of the Deaf will be hosting:
Deaf Day at King’s Island: June 26
and October 16
Deaf Day at Cedar Point: August 14
and October 2
or click here for
July’s KCDHH Spotlight Q&A is
Nancy Perry, who represents the Kentucky Association of the Deaf (KAD)
on KCDHH’s Commission Board. Nancy’s hometown is Franklin, KY. She
graduated from the Kentucky School for the Deaf (KSD), Danville, KY.
She went to Gallaudet College for a few years and then transferred to
the National Technical Institute for the Deaf (NTID), Rochester,
NY with a major in Applied Arts (AA).
She also earned a Bachelor of Fine Arts (BFA). Her current
occupations are Freelance Arts & Graphic Design, Deaf interpreter
for more than 20 years, teaching ASL in the Bowling Green, KY community
college for more than 25 years, and ASL tutoring. She has been a KAD
representative with KCDHH since 2017. Read more here.
Over-The-Counter Hearing Aids Update
Some people avoid purchasing hearing aids because of their hefty
price tags: Costs for a single hearing aid range from hundreds of
dollars to more than $4,000, and Medicare and most private insurers often
do not cover the expense. Not surprisingly, affordability is a
“significant barrier” to purchasing hearing aids, according to a paper
in The Hearing Journal, a
hearing health care publication.
However, the types (and prices) of hearing aids available to
consumers could soon change. The Food and Drug Administration (FDA) is
in the process of drafting proposed regulations for over-the-counter
(OTC) hearing aids, a brand-new category of hearing aids. Once approved
and regulated, OTC hearing aids will likely be more affordable and
accessible to consumers than most other FDA-approved hearing aids on
the market right now. Read the full story here.
For Health Care
Ways HL Patients
Can Alleviate Social Isolation
Did you know that patients with
hearing loss (HL) are 7.5 times more likely to report social isolation?
And with social isolation comes other significant mental and physical
health impacts. That’s why social connectedness is such a crucial
component for better overall health outcomes for health care
professionals and their patients. This brief, Technology Can Reduce Patient Isolation, explores research
on the topic as well as available technologies that can help health
care professionals. Click here
to read more.
Apple’s Sound Recognition for Iphones
If you are deaf or hard of hearing,
you can use Sound Recognition to have your iPhone alert you to
important sounds like car horns and doorbells. See how it works in
Apple’s video on YouTube here.
Xbox Party Chat Adds TTS and STT
Team Xbox believes gaming should be inclusive, approachable, and

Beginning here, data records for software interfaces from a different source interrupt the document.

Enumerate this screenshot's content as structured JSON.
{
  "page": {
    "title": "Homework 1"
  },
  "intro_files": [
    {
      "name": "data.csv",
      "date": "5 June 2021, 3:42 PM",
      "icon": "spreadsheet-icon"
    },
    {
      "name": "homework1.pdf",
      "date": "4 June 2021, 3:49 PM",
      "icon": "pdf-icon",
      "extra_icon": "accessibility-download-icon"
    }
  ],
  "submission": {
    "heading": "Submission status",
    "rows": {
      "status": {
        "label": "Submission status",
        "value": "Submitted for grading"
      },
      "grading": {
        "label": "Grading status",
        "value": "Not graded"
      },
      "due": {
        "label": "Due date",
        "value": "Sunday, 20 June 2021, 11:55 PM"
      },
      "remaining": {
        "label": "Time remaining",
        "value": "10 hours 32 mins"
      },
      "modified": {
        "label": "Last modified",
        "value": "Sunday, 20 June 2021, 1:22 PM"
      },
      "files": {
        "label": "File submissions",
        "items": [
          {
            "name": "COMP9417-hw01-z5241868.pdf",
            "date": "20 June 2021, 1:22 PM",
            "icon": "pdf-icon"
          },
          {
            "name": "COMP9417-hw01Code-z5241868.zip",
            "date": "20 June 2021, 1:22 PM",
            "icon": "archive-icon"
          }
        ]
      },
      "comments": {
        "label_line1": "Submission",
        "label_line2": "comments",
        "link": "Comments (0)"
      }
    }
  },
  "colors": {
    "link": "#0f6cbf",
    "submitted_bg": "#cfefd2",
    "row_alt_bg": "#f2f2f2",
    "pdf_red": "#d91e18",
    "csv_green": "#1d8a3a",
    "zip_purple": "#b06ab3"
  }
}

accessible to everyone. That includes making it easy for gamers to play
and communicate together. Party chat, used by gamers around the world

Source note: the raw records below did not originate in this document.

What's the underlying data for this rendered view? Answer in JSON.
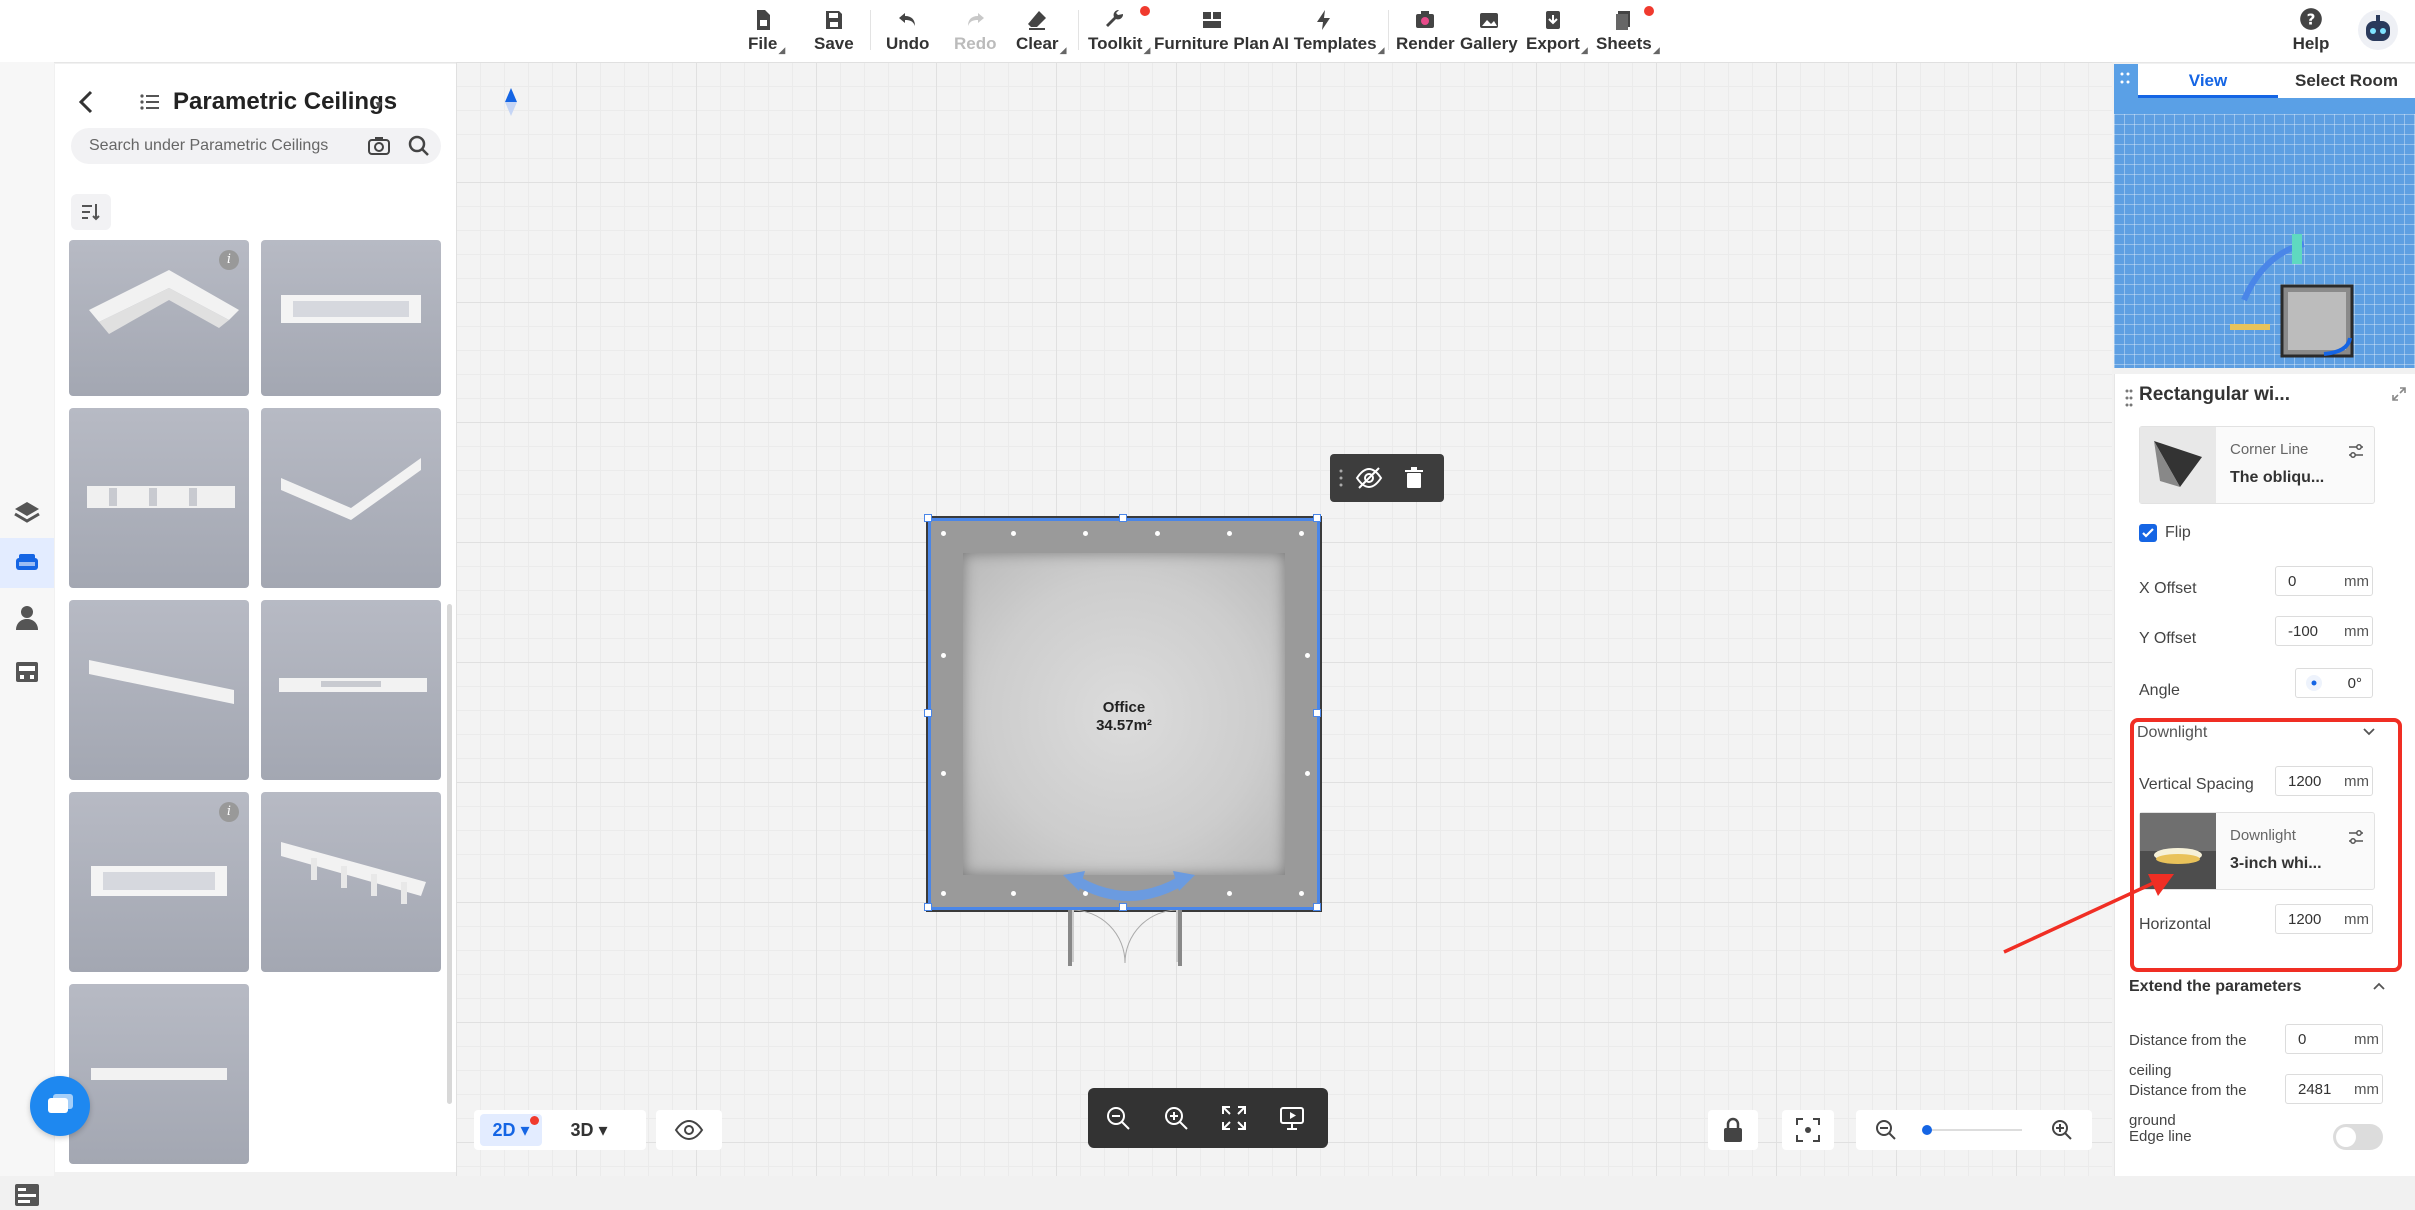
{
  "toolbar": {
    "file": "File",
    "save": "Save",
    "undo": "Undo",
    "redo": "Redo",
    "clear": "Clear",
    "toolkit": "Toolkit",
    "furniture_plan": "Furniture Plan",
    "ai_templates": "AI Templates",
    "render": "Render",
    "gallery": "Gallery",
    "export": "Export",
    "sheets": "Sheets",
    "help": "Help"
  },
  "library": {
    "title": "Parametric Ceilings",
    "search_placeholder": "Search under Parametric Ceilings",
    "tile_count": 9
  },
  "canvas": {
    "room_name": "Office",
    "room_area": "34.57m²",
    "view_2d": "2D",
    "view_3d": "3D"
  },
  "minimap": {
    "tab_view": "View",
    "tab_select_room": "Select Room"
  },
  "props": {
    "title": "Rectangular wi...",
    "corner_line": {
      "type": "Corner Line",
      "name": "The obliqu..."
    },
    "flip_label": "Flip",
    "x_offset": {
      "label": "X Offset",
      "value": "0",
      "unit": "mm"
    },
    "y_offset": {
      "label": "Y Offset",
      "value": "-100",
      "unit": "mm"
    },
    "angle": {
      "label": "Angle",
      "value": "0°"
    },
    "downlight_section": "Downlight",
    "vertical_spacing": {
      "label": "Vertical Spacing",
      "value": "1200",
      "unit": "mm"
    },
    "downlight_material": {
      "type": "Downlight",
      "name": "3-inch whi..."
    },
    "horizontal": {
      "label": "Horizontal",
      "value": "1200",
      "unit": "mm"
    },
    "extend_title": "Extend the parameters",
    "dist_ceiling": {
      "label_1": "Distance from the",
      "label_2": "ceiling",
      "value": "0",
      "unit": "mm"
    },
    "dist_ground": {
      "label_1": "Distance from the",
      "label_2": "ground",
      "value": "2481",
      "unit": "mm"
    },
    "edge_line": "Edge line"
  },
  "colors": {
    "accent": "#1565e4",
    "highlight": "#f02e24",
    "selection": "#4a86e8"
  }
}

to talk to their friends while playing, now supports converting speech
into text and text into speech. Each of these features can be used to
help gamers who are deaf or hard of hearing and/or cannot or choose not

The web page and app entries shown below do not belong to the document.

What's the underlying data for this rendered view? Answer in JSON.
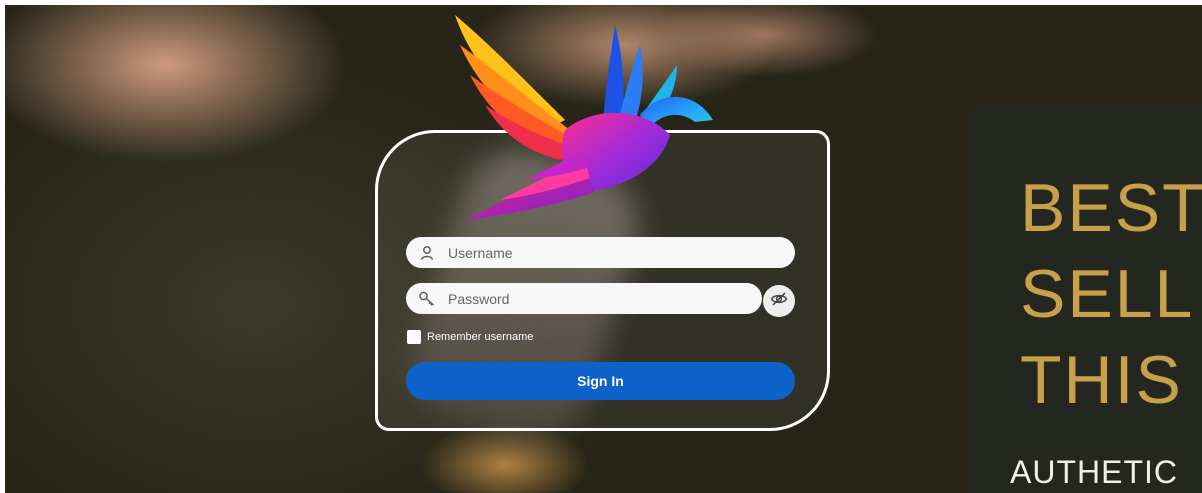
{
  "login": {
    "username_placeholder": "Username",
    "password_placeholder": "Password",
    "remember_label": "Remember username",
    "signin_label": "Sign In",
    "remember_checked": false
  },
  "promo": {
    "line1": "BEST",
    "line2": "SELL",
    "line3": "THIS",
    "subline": "AUTHETIC"
  },
  "icons": {
    "username": "user-icon",
    "password": "key-icon",
    "toggle_password": "eye-slash-icon",
    "logo": "hummingbird-logo"
  },
  "colors": {
    "signin_button": "#0d63c9",
    "promo_gold": "#c8a04a",
    "promo_panel": "#232720"
  }
}
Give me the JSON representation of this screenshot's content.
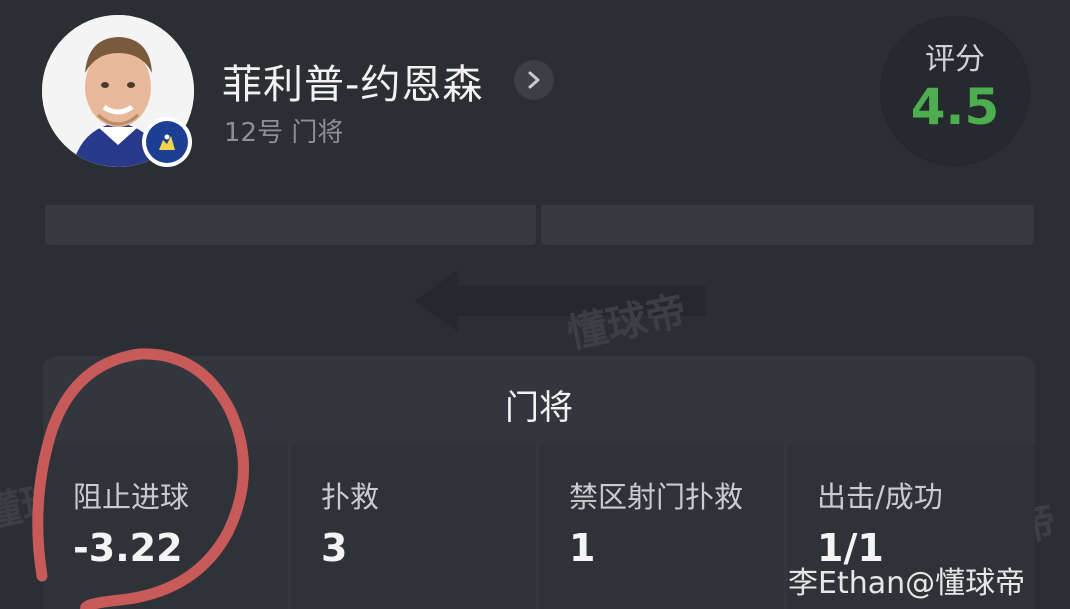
{
  "player": {
    "name": "菲利普-约恩森",
    "subtitle": "12号 门将"
  },
  "rating": {
    "label": "评分",
    "value": "4.5",
    "color": "#4cae4f"
  },
  "watermark": "懂球帝",
  "stats": {
    "title": "门将",
    "items": [
      {
        "label": "阻止进球",
        "value": "-3.22"
      },
      {
        "label": "扑救",
        "value": "3"
      },
      {
        "label": "禁区射门扑救",
        "value": "1"
      },
      {
        "label": "出击/成功",
        "value": "1/1"
      }
    ]
  },
  "credit": "李Ethan@懂球帝",
  "icons": {
    "avatar": "player-photo",
    "club": "chelsea-badge-icon",
    "detail": "chevron-right-icon",
    "arrow": "arrow-left-icon"
  }
}
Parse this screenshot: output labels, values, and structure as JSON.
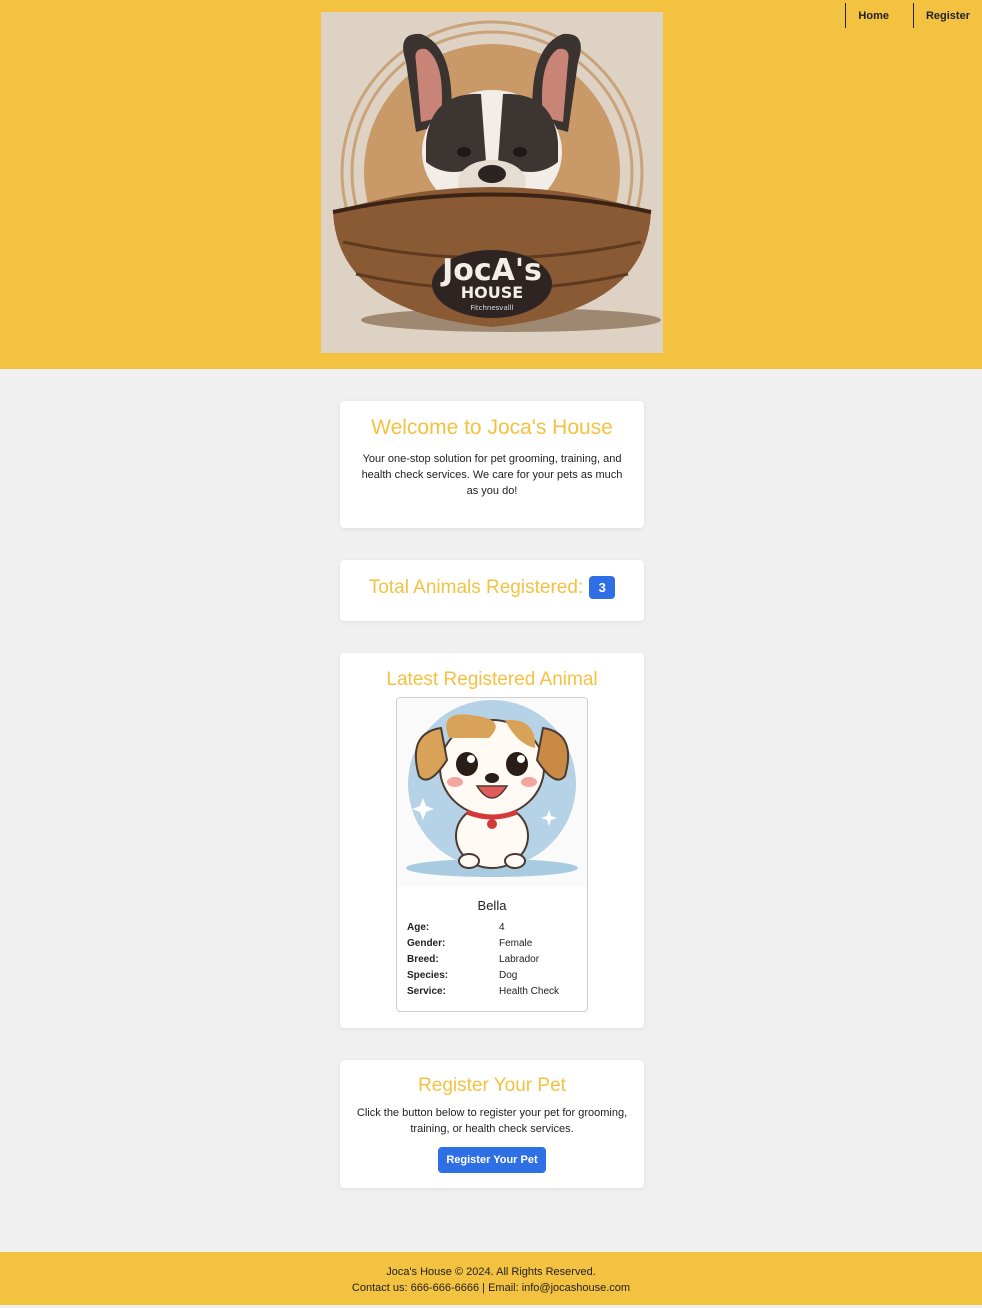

to speak. Learn more here.
365/Office 365 Licenses to Support Live
Speaker Attribution in Teams
Microsoft will soon expand support for live transcription with
speaker attribution within Microsoft Teams. Live transcription can
identify who is speaking and attribute text to a meeting participant.
The transcription appears in real-time during the meeting and is also
available for review later. It's a handy feature for people who are
deaf or hard of hearing or people who are in a loud environment. Read
IF YOU HAVE AN EVENT YOU’D LIKE TO
ON THE CALENDAR, PLEASE EMAIL US AT:
COVID-19 Vaccine Resources
Centers for Disease Control
and Prevention (CDC)
Federal Emergency Management Agency (FEMA)
You Should Know About COVID-19 and the ADA, the Rehabilitation Act, and
Other EEO Laws
Kentucky Governor News
The official Team Kentucky source for Vaccine
Registry of Vaccine Location
KCDHH COVID-19/Vaccine Important Links
for Deaf and Hard of Hearing
KCDHH Facebook Page
For those who have deaf family members who use sign language, consider
downloading Sorenson Wavello and/or the ZVRS Sivo app on your smartphone. This app
makes it possible for you to see your loved ones on your screen next to
Other KCDHH Resources:
Telecommunications Access Program (TAP)
Landline or wireless equipment for
Kentucky residents who are deaf, hard of hearing, speech impaired or
have both a hearing and vision loss.